This article is an excerpt from OAR’s “Understanding Autism: Professional Development Curriculum.”
For students with autism spectrum disorder (ASD), temper tantrums may be triggered for a variety of reasons. Because many children with autism have difficulties communicating in socially acceptable ways, they may act out when they are confused, afraid, anxious, or stressed about something. It’s important for classroom teachers and staff to understand why tantrums occur and, more importantly, how to deal with them effectively.
Temper tantrums can occur when a child’s needs are not being met, such as needs for:
- A tangible item
Or it may be that their expectations (of themselves, others, or the environment) are not being met. In other cases, a tantrum may occur because there is too much stimulation in the environment.
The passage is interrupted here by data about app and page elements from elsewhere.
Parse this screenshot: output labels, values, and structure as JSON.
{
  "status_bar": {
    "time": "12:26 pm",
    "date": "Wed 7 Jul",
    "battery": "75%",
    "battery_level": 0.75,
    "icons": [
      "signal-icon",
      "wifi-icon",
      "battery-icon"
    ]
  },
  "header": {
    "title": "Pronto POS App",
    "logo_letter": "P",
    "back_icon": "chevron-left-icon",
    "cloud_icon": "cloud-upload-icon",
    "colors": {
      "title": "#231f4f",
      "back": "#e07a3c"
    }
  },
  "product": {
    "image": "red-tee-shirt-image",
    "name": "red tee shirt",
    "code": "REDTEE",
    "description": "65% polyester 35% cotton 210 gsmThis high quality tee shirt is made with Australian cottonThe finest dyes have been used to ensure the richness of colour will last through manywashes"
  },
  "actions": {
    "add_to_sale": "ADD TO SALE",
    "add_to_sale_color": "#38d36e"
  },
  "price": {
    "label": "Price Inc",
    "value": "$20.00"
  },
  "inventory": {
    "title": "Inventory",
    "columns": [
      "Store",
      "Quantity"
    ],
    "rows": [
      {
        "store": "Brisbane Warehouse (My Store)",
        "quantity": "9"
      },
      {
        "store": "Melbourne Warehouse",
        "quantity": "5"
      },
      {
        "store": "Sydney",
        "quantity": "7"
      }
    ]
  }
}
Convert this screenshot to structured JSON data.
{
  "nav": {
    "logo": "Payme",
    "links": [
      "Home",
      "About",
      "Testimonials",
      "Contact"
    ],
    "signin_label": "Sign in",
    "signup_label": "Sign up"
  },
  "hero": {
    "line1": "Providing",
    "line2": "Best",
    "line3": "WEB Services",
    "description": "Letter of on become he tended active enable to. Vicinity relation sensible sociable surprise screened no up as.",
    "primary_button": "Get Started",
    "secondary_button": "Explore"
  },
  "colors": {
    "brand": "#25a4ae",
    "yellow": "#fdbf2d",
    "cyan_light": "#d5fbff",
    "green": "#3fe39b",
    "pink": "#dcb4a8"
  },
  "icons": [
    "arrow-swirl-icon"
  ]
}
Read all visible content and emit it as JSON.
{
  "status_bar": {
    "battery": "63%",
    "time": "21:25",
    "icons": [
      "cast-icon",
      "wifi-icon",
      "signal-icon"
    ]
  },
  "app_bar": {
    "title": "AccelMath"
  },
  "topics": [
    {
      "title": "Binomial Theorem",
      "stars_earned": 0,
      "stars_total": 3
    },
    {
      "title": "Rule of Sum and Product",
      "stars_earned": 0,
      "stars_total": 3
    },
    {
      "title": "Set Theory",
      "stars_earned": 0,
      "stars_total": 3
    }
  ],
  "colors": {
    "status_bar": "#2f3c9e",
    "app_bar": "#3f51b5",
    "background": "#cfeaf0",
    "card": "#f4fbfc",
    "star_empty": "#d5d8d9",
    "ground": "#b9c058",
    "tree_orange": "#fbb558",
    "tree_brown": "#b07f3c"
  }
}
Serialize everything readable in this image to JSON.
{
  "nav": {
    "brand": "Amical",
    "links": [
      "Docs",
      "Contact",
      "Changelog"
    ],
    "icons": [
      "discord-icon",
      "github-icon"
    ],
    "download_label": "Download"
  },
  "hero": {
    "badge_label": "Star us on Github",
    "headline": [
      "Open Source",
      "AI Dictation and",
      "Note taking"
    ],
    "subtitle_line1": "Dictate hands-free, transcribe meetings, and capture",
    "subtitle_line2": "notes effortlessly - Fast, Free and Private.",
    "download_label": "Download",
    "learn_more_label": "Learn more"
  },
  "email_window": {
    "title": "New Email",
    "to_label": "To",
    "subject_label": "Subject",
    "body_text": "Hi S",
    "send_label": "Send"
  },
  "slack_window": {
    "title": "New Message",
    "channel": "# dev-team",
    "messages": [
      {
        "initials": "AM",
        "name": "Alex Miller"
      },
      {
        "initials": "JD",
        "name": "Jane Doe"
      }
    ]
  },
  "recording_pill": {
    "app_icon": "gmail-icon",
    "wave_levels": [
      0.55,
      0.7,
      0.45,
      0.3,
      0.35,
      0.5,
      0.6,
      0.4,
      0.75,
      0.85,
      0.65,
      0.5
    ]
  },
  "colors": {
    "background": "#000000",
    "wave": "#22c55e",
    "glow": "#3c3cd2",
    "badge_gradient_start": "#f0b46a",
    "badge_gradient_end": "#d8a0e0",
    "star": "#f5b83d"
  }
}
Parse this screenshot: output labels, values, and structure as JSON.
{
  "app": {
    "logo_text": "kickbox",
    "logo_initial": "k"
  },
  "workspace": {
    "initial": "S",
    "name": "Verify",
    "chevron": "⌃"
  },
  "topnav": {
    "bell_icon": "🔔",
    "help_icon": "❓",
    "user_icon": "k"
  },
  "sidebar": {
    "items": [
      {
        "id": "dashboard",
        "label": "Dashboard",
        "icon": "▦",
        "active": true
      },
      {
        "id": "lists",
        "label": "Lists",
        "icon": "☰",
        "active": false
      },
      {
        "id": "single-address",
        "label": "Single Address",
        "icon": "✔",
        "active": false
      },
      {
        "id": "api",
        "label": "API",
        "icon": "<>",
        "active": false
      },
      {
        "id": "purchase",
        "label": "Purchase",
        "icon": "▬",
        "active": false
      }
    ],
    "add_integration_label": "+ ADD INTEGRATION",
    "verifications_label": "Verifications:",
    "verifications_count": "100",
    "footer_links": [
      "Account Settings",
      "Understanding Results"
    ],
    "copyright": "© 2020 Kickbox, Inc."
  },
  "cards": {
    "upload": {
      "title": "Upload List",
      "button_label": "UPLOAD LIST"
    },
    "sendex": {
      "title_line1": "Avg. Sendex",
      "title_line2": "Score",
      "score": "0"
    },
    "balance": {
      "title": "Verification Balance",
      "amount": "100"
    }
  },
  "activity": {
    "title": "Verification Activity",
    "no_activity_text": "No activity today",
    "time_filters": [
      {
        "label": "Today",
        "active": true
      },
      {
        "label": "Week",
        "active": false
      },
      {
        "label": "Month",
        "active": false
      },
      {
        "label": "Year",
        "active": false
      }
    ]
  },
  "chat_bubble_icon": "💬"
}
Dealing with tantrums and anger is easier and more effective if you understand the stages of a tantrum and know interventions you can use at each stage.
Stages of a Tantrum
- Rumbling: During the initial stage, young people with ASD exhibit specific behavioral changes that may appear to be minor, such as nail biting, tensing muscles, or otherwise indicating discomfort. During this stage, it is imperative that an adult intervene without becoming part of a struggle. Effective interventions during this stage include:
- Antiseptic bouncing involves removing a student, in a nonpunitive fashion, from the environment in which the difficulty is occurring to provide an opportunity for the student to regain a sense of calm.
- Proximity control allows the teacher or parent to move near the student who is engaged in the target behavior. Often something as simple as standing next to a child is calming.
- Support from routine can be provided by displaying a chart or visual schedule of expectations and events to give security to children and youth with ASD who typically need predictability.
- Home base is a place in the school where an individual can escape stress. The home base should be quiet with few visual or activity distractions and activities should be selected carefully to ensure that they calm rather than excite.
All of these strategies can be effective in stopping the cycle of tantrums, rage, and meltdowns and can help the child regain control with minimal adult support.
- Rage: If behavior is not diffused during the rumbling stage, the young person may move to the rage stage. At this point, the child is disinhibited and acts impulsively, emotionally, and sometimes explosively. These behaviors may be externalized (e.g., screaming, biting, hitting, kicking, destroying property, or self-injury) or internalized (e.g., withdrawal). Meltdowns are not purposeful, and once the rage stage begins, it most often must run its course.
- Intervention: Emphasis should be placed on child, peer, and adult safety, as well as protection of school, home, or personal property. Of importance here is helping the individual with ASD regain control and preserve dignity. There should be developed plans for:
- Obtaining assistance from educators, such as a crisis teacher or principal
- Removing the student from the area (removing the upset student from the peer group is far less memorable for the peers than is moving the entire peer group away from the upset student)
- Providing therapeutic restraint, if necessary
Especially in elementary and middle school, every effort should be made to prevent allowing a student to have a meltdown in view of peers as this behavior tends to define the student in the peers’ minds in years ahead.
- Recovery: Following a meltdown, the child with ASD often cannot fully remember what occurred during the rage stage. Some may become sullen, withdraw, or deny that inappropriate behavior occurred. Other individuals are so physically exhausted that they need to sleep.
- Intervention: During the recovery stage, children are often not ready to learn. Thus, it is important that adults work with them to help them to once again become a part of the routine. This is often best accomplished by directing the youth to a highly motivating task that can be easily accomplished, such as an activity related to a special interest. If appropriate, when the student has calmed sufficiently, a staff member can process the incident with the student. Staff should analyze the incident to identify whether or not the environment, expectations, or staff behavior played a role in precipitating the incident.
For the child with ASD and his or her family, the disorder is a lifelong challenge. School is particularly challenging because it places the child in a setting outside the home where communication and socialization ⎯ skills that are often hard for children with autism ⎯ are fundamental building blocks. As anyone who has faced a challenging situation understands, unfamiliarity and stress can lead to frustration and unhealthy behaviors. Educators can play a significant role in helping children and young people with ASD adjust to new and unfamiliar situations, especially when they understand how best to deal with difficult behaviors like tantrums.
The “Understanding Autism: Professional Development Curriculum,” from which this article was taken, provides more information about the characteristics of challenging behavior and practices for dealing with that behavior. It includes scripted PowerPoint presentations, facilitator notes and handouts, activity worksheets, and video clips.